Because they are quantitative measures, research metrics are limited in what they can assess. In order to use research metrics responsibly, the limitations of research metrics must be acknowledged and understood. Below are a couple key guidelines to consider when using research metrics:
Research metrics should not be relied upon as the only indicators of quality or impact. Numbers are not replacements for actually reading and evaluating research works. They are not substitutes for peer review, where experts in the field or discipline evaluate the quality of particular research works or the quality of researchers' contributions to their disciplines. Research metrics are not always accurate reflections of the impact a work has had on a field of study or within the public sphere.
When using research metrics, it is (in some cases) very important to account for differences in publication and citation practices by discipline. For example, humanities citations may accumulate at a much lower rate than citations in disciplines such as physics or medicine. Similarly, historians may value publishing books over publishing articles. Perhaps computer scientists need their conference papers to be counted and valued, along with their journal articles. So, a ranking or metric that does not account for these discipline-specific publication and citation differences may (if not otherwise accounted for or elaborated on) at worst be misleading or, at best, not tell the whole story.
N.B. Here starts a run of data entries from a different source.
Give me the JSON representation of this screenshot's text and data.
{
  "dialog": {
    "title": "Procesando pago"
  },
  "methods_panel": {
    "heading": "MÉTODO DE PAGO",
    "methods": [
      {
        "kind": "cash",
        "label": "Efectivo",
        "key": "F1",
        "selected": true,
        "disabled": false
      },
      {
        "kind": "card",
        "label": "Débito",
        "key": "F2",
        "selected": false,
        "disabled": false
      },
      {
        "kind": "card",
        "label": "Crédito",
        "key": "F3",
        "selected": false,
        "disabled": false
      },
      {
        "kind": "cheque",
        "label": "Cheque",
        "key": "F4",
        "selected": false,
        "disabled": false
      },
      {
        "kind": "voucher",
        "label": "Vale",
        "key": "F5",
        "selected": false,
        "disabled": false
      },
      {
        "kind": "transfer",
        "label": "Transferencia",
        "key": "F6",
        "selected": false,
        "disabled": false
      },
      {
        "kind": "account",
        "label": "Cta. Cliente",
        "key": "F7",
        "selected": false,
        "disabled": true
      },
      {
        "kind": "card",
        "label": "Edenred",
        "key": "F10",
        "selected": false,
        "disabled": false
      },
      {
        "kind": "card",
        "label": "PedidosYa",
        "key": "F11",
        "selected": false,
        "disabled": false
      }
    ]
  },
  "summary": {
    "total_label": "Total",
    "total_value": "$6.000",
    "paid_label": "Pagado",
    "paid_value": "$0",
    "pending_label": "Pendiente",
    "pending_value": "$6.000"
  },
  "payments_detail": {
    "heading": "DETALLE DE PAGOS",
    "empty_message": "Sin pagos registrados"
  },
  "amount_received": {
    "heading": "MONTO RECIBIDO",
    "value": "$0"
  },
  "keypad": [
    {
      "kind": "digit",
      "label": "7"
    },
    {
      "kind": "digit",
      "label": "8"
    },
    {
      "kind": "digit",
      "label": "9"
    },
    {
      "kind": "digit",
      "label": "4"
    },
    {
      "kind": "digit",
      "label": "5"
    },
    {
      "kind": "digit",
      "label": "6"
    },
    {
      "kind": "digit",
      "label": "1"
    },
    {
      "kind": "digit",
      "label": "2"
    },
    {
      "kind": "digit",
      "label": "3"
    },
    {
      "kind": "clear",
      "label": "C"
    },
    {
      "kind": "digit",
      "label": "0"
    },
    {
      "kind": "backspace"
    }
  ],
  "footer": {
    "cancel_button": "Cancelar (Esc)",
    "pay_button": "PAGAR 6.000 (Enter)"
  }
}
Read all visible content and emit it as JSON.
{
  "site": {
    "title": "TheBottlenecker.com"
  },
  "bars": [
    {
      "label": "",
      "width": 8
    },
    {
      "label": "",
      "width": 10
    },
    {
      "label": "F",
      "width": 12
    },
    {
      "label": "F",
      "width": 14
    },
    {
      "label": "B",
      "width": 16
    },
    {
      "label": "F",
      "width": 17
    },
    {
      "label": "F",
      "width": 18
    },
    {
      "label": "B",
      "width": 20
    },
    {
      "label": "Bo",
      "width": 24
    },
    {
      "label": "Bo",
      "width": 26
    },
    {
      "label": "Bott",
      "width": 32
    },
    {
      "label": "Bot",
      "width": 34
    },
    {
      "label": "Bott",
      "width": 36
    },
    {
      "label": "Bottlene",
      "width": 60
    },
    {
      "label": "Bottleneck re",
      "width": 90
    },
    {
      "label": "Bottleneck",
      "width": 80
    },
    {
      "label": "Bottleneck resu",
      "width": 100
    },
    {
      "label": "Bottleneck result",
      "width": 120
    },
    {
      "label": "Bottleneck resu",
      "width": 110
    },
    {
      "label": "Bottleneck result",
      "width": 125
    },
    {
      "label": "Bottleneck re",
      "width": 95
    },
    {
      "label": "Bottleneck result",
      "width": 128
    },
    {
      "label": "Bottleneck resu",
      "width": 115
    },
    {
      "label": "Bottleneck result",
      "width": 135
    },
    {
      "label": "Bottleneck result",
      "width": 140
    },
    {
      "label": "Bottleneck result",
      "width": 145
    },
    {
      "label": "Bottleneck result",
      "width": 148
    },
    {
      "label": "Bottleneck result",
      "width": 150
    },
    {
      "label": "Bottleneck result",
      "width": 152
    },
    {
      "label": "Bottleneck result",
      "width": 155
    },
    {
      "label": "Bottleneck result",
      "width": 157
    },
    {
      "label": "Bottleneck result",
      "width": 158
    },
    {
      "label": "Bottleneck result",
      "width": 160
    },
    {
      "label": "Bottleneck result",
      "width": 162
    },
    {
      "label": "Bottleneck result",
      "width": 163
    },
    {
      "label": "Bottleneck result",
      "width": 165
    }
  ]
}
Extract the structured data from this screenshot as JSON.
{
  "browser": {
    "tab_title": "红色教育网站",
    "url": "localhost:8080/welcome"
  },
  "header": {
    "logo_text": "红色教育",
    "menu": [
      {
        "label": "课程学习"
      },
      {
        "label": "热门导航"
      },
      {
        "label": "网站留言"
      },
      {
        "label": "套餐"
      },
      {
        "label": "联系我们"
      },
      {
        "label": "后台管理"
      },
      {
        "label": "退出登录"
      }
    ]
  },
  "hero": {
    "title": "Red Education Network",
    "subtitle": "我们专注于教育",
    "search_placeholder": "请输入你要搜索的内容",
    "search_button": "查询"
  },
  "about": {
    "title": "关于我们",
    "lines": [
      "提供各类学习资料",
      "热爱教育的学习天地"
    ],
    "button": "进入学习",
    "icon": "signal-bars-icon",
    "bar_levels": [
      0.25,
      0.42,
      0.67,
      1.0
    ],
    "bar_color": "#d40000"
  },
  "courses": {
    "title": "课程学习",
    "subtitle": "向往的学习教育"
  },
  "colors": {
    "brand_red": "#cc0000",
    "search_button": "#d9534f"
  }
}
These basic guidelines were drawn from studying the following two well-known statements (which have been signed or publicly endorsed and adopted by many organizations and individuals) outlining responsible research assessment guidelines. Each statement contains additional nuanced guidelines:
A number of groups have created resources for practically applying responsible research assessment principles and guidelines. The INORMS Research Evaluation Group has created a broad framework for responsible research assessment with the acronym of SCOPE.
Image from INORMS Research Evaluation Group (2021) A one-page overview of the five-stage SCOPE Framework.
START with what you value about the entity you are evaluating. Is it the quality of research produced or something else? Are you basing your evaluation on just the available data sources (so the available metrics) instead of figuring out the steps and tools necessary to actually evaluate what you value, instead of valuing what you can produce with the metrics that are readily available to you?
CONTEXT considerations take into account disciplinary differences and the size of the entity you are evaluating.
OPTIONS for evaluating stresses the importance of using both quantitative measures and qualitative and warns against using quantities (so the number of citations an article receives, for example) to indicate quality.
PROBE deeply involves asking who your evaluation approach might discriminate against, how it might be gamed, and what the unintended consequences of your evaluation might be.
EVALUATE your evaluation asks you to reflect on your evaluation to determine whether it achieved its aim. So, use SCOPE to reflectively evaluate your own research evaluation.
Among discipline specific frameworks and resources for responsible research assessment, the following social sciences and humanities focused resources may be especially relevant to the Department of Languages, Literatures, and Linguistics: